### PROBLEM DESCRIPTION:
Without the images, print all the entries below exactly as given.

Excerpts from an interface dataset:
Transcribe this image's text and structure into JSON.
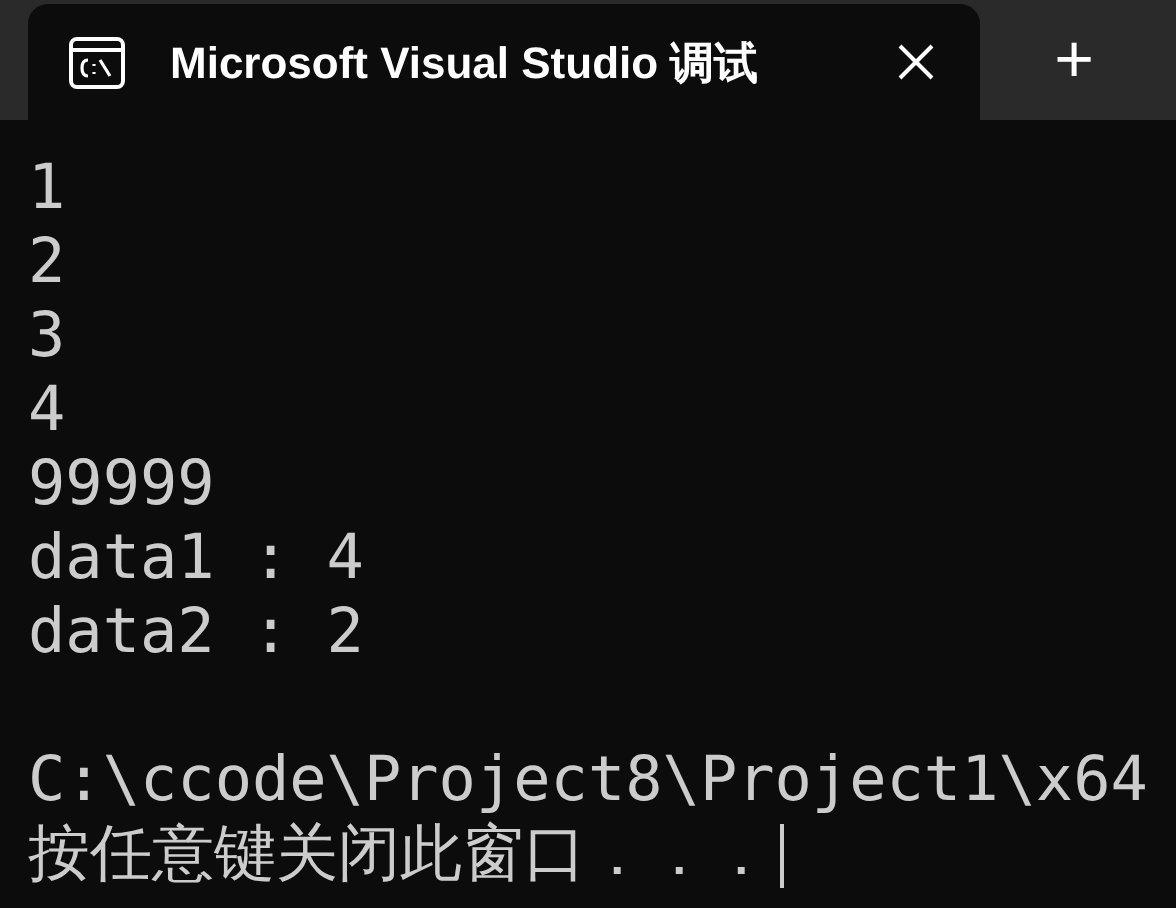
{
  "tab": {
    "title": "Microsoft Visual Studio 调试",
    "selected": true
  },
  "new_tab": "+",
  "output_lines": [
    "1",
    "2",
    "3",
    "4",
    "99999",
    "data1 : 4",
    "data2 : 2"
  ],
  "path_line": "C:\\ccode\\Project8\\Project1\\x64",
  "prompt": "按任意键关闭此窗口．．．"
}
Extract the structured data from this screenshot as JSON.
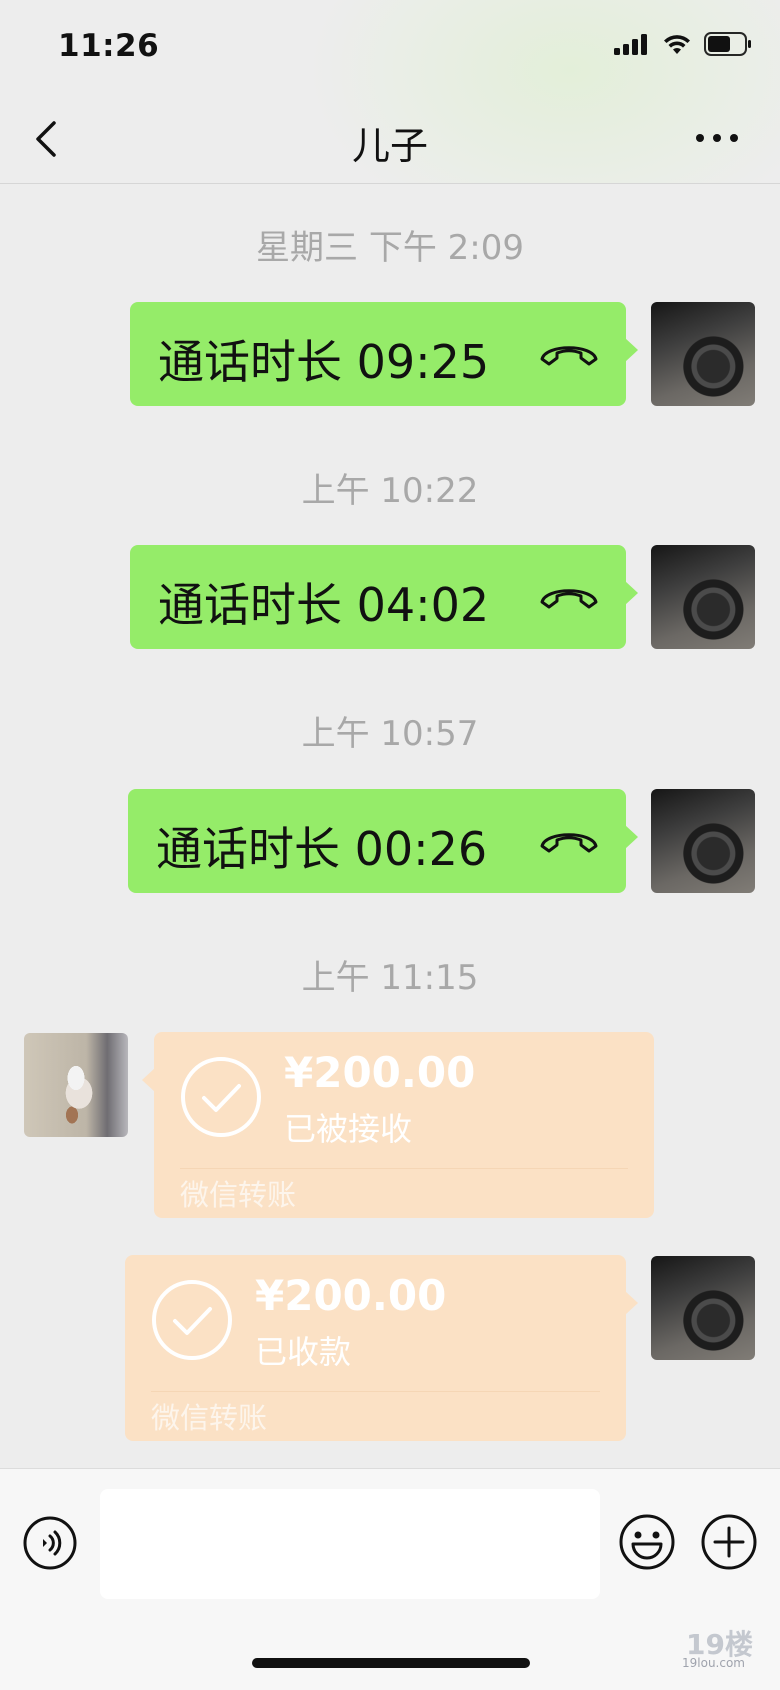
{
  "status_bar": {
    "time": "11:26"
  },
  "nav": {
    "title": "儿子"
  },
  "messages": {
    "t1": "星期三 下午 2:09",
    "call1": "通话时长 09:25",
    "t2": "上午 10:22",
    "call2": "通话时长 04:02",
    "t3": "上午 10:57",
    "call3": "通话时长 00:26",
    "t4": "上午 11:15",
    "transfer1": {
      "amount": "¥200.00",
      "status": "已被接收",
      "footer": "微信转账"
    },
    "transfer2": {
      "amount": "¥200.00",
      "status": "已收款",
      "footer": "微信转账"
    }
  },
  "input": {
    "value": "",
    "placeholder": ""
  },
  "icons": {
    "back": "chevron-left-icon",
    "more": "more-dots-icon",
    "call": "phone-hangup-icon",
    "check": "check-circle-icon",
    "voice": "voice-icon",
    "emoji": "emoji-icon",
    "plus": "plus-circle-icon"
  },
  "colors": {
    "background": "#ededed",
    "sent_bubble": "#95ec69",
    "transfer_bubble": "#fbe1c5",
    "timestamp": "#a8a8a8"
  },
  "watermark": {
    "text": "19lou.com"
  }
}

### EXERCISE RESPONSE:
Transcribe this image's text and structure into JSON.
{
  "tab": {
    "title": "Microsoft Visual Studio 调试",
    "selected": true
  },
  "new_tab": "+",
  "output_lines": [
    "1",
    "2",
    "3",
    "4",
    "99999",
    "data1 : 4",
    "data2 : 2"
  ],
  "path_line": "C:\\ccode\\Project8\\Project1\\x64",
  "prompt": "按任意键关闭此窗口．．．"
}
Extract the structured data from this screenshot as JSON.
{
  "status_bar": {
    "time": "11:26"
  },
  "nav": {
    "title": "儿子"
  },
  "messages": {
    "t1": "星期三 下午 2:09",
    "call1": "通话时长 09:25",
    "t2": "上午 10:22",
    "call2": "通话时长 04:02",
    "t3": "上午 10:57",
    "call3": "通话时长 00:26",
    "t4": "上午 11:15",
    "transfer1": {
      "amount": "¥200.00",
      "status": "已被接收",
      "footer": "微信转账"
    },
    "transfer2": {
      "amount": "¥200.00",
      "status": "已收款",
      "footer": "微信转账"
    }
  },
  "input": {
    "value": "",
    "placeholder": ""
  },
  "icons": {
    "back": "chevron-left-icon",
    "more": "more-dots-icon",
    "call": "phone-hangup-icon",
    "check": "check-circle-icon",
    "voice": "voice-icon",
    "emoji": "emoji-icon",
    "plus": "plus-circle-icon"
  },
  "colors": {
    "background": "#ededed",
    "sent_bubble": "#95ec69",
    "transfer_bubble": "#fbe1c5",
    "timestamp": "#a8a8a8"
  },
  "watermark": {
    "text": "19lou.com"
  }
}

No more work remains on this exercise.